Hey. What about some schools for the young and curious, big guy? Great teacher, right!

Literacy and health, how hard can it be if you are of the same substance as the creator of the universe?

And why was there no structured organization in the early church for the efficient management and distribution of all those charitable goods from the rich who were bent on following him? Where was the distribution system that ensured that what was donated made it to the needy and desitute? Something like OxFam, or the World Food Program. Why did it have to wait for St Vincent De Paul to get this logistical piece of cake moving at all?

You'd think all that experience with distribution of the loaves and fishes would have given the apostles something like a workable blueprint...

I am sure I'd do better imitating Warren Buffett. Or Pavarotti - at least I look like him (with a bit of false hair here and there).

Or should I just go out and get laid? (This question is not part of the test.)



Dick Headley said...

One Dick Headley pretending to be Dick Headley is enough thank you.

I see Harry got 3 years for bad literature.

Michael McClung said...

You should open a bookstore with me. Then sit behind the counter being curmudgeonly while I wage stealthy war on your half, slowly crowding out your philosophy texts with my mindless but entertaining genre fiction.

expat@large said...

DH: sad but true (to both comments)

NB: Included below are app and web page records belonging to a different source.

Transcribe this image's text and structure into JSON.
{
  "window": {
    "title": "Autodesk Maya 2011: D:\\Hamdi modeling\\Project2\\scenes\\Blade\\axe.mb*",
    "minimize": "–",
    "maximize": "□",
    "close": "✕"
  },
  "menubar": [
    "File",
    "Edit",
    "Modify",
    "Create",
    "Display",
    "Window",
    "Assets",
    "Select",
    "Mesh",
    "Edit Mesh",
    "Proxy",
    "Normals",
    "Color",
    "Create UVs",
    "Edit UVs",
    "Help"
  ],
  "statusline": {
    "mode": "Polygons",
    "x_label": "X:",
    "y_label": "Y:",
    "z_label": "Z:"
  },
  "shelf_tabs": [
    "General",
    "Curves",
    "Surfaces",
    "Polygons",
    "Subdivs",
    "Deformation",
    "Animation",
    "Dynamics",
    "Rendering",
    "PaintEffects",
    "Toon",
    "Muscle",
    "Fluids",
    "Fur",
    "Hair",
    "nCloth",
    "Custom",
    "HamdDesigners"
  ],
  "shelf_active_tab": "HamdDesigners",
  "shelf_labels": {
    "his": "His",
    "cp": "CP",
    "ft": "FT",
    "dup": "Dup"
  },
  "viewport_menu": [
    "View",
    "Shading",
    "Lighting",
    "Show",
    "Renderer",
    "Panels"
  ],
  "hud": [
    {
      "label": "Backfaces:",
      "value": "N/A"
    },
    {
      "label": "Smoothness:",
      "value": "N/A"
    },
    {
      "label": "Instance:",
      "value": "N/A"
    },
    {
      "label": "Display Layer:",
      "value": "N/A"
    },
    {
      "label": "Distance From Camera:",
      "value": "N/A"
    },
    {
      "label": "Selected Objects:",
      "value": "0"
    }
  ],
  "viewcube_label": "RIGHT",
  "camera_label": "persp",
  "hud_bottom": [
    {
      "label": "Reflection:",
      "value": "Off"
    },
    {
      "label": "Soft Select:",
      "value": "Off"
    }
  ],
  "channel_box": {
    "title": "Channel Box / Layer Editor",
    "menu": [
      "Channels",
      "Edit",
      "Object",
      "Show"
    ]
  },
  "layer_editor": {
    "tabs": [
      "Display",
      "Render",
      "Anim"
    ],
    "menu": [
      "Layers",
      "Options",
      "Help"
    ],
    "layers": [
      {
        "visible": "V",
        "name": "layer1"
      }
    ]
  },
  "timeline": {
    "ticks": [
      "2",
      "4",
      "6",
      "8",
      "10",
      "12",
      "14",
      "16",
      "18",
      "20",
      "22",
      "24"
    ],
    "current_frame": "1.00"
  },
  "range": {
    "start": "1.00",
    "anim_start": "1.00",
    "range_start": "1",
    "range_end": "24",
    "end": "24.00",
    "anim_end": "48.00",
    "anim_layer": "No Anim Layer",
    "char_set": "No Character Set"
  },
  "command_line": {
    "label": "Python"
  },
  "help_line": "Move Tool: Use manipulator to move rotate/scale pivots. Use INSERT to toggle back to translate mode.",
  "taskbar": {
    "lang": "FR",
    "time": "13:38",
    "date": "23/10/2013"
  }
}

MM: my stuff *IS* entertaining. As Kierkegaard would say, it is a truth that is true for me! My definition of entertainment does not involve turning off my mind, alright! Now excuse me while I watch my BKK street pirate DVDs of the 3rd series of Battlestar Gallactica...

rockstar69 said...

Mmmm. What to do with your untold wealth?

You could invest in a band that is gonna be huge (Well at least in Eltham where they now have a residency)!! Or you could just buy a lifetime supply of sex so you don't have to go shopping every time you're horny.

Battlestar Gallactica. Is that the NEW series with the stunningly hornbag cylon????

expat@large said...

Rocky: BG - ALL the female cylons are pretty damn cute, even Lucy Lawless.

Mark: the kind that gets in all the 'cyclopedias though.

dibabear said...

Regarding the "buying sex" comment, always remember if it flies, floats, f*cks or has it.

Regarding whether you've lived a non-descript and non-productive life, from which vantage point? What do you believe in, truly? Does it matter whether the self is relating to itself or to a relation or projection of a self you wish to project? Yeah, philosophy gave me a headache especially Aquinas' "cogito ergo sum". How did he know he thinks and therefore exists? Perhaps we're all just a figment of some greater beings imagination. Ow, I think I stubbed my brain.

As for why didn't Christ...the answer is simple, really. Because he knew that anything that involved man would quickly become corrupt as all things do. We couldn't keep 10 commandments and so he made it two (which is one really). And we can't even keep that one. He couldn't change that because of that free will thing. That's a much easier apple to peel than Kierkegaard, mate.

expat@large said...

"Blogito ergo have no time for a relationship..." was one of *Descartes'* early versions. Aquinas was the "we are citizens in City of God" person.

I was caught by K's Either/Or bit about "if I do this I will regret it: if I do the other I will regret that as all. Best not to even make a decision. I'll still regret everything, but at least it won't be my fault." (It was satrical I believe.) But it reminded me so much of John Barth's "End Of The Road" novel where the guy freezes to the point can't even get out of a chair as he weighs the good and the bad aspects about every decision.

Unknown said...

I think that you need to follow Warren Buffett and donate mega millions to Bill and Melinda Gates Foundation. Which, amongst other things, is trying to eradicate AIDS and Malaria in Africa.

What? you don't have mega millions?

Soapbox: The only way to cure AIDS is Quarantine and isolation of infected people. Simple really.

expat@large said...

Back in the good old bad old days, I'd spend my life-savings each week on groceries at the supermarket.

Mega-millions? Dude I'd retire if I just had enough to buy, say, a nice little place in Noosa Heads. Hmm, thinks, that WOULD require mega-millions.

Free Podcast

Related Posts with Thumbnails